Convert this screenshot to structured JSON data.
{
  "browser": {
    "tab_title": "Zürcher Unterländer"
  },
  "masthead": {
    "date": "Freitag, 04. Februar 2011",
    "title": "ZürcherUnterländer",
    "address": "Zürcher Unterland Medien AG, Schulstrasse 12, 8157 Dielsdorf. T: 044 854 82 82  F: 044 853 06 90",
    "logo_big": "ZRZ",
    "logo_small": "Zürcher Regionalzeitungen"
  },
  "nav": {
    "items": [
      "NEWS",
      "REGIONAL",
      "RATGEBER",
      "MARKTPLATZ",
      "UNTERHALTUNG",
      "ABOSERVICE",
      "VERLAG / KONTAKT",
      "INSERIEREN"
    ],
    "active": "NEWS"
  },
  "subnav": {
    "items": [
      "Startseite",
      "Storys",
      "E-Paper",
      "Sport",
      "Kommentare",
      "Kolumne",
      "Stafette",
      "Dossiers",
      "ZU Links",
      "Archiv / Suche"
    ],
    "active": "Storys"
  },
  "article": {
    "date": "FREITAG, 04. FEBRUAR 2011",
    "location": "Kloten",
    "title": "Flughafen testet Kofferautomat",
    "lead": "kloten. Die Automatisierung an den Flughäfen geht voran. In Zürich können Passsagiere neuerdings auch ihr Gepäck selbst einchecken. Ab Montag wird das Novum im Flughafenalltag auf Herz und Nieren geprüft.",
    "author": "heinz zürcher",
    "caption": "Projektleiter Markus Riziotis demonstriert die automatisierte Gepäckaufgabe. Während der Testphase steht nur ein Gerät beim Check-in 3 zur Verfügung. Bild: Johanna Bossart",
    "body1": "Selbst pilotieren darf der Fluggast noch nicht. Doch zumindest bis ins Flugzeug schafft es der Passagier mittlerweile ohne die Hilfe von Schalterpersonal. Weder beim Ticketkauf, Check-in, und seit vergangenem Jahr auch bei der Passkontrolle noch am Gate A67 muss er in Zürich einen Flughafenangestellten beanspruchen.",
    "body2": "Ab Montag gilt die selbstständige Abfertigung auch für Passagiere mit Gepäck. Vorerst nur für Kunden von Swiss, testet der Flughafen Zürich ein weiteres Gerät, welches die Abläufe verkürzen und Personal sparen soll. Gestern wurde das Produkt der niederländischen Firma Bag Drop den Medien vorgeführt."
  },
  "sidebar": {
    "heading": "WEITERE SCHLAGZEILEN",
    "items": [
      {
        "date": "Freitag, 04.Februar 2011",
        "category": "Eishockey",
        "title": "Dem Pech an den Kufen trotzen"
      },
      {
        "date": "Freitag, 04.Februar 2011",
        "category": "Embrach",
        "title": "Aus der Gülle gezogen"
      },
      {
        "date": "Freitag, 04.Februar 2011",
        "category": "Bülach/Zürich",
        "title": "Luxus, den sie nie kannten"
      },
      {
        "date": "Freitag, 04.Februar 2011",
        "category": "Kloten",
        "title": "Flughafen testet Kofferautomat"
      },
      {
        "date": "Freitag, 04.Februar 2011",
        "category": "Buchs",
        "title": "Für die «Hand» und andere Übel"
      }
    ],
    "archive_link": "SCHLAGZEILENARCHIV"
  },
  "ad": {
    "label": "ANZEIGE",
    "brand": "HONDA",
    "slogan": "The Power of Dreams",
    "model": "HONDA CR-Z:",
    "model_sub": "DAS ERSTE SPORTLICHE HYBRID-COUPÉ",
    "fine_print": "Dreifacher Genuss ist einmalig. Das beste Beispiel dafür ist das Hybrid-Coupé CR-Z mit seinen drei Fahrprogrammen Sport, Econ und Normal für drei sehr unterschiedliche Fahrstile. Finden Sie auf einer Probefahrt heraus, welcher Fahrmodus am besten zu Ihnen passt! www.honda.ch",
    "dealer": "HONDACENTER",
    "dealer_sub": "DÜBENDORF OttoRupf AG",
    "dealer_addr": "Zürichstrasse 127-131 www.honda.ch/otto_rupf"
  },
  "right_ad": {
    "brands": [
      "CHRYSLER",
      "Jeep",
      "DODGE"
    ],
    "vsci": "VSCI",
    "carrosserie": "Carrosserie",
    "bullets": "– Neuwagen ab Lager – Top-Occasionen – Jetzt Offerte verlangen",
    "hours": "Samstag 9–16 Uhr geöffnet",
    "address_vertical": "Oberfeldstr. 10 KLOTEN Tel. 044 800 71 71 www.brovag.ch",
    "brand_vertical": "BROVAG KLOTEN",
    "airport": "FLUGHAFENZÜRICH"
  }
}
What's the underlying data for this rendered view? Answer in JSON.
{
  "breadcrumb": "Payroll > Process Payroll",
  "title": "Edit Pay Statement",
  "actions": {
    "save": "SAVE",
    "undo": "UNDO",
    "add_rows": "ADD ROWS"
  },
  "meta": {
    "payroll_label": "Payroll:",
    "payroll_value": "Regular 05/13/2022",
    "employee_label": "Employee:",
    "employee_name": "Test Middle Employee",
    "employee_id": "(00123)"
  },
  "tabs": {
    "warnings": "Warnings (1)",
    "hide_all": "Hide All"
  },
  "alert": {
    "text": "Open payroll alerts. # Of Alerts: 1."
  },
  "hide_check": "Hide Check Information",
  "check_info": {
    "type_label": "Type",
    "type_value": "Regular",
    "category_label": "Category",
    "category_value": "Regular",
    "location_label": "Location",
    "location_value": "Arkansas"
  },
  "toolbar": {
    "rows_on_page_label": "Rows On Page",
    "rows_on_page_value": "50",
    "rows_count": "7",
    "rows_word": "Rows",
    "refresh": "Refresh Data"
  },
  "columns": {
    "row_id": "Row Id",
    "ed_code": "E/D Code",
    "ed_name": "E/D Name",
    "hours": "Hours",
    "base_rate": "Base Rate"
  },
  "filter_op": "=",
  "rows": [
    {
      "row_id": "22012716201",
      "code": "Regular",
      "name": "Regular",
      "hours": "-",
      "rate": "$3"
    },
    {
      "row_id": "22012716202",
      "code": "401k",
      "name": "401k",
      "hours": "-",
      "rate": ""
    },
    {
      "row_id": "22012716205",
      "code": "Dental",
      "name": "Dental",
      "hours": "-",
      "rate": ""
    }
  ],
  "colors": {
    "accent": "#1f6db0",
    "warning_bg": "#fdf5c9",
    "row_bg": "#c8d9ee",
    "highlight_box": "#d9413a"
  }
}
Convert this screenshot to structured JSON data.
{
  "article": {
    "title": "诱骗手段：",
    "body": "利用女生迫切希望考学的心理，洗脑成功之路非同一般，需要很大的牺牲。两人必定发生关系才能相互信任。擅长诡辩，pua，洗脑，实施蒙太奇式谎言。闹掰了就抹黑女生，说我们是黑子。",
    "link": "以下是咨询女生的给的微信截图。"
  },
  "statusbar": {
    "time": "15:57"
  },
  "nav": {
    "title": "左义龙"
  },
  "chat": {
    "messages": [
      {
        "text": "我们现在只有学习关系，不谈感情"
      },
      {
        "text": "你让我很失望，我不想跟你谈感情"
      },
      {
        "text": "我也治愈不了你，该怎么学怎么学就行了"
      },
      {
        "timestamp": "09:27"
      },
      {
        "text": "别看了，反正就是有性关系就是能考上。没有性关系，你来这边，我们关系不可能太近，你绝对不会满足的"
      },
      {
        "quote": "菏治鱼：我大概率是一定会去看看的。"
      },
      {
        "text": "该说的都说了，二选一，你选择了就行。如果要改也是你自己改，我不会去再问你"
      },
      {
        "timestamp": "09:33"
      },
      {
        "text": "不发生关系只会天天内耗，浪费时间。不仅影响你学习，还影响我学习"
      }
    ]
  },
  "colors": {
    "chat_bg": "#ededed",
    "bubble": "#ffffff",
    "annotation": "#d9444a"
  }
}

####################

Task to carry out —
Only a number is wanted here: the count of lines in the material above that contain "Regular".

Your solution —
5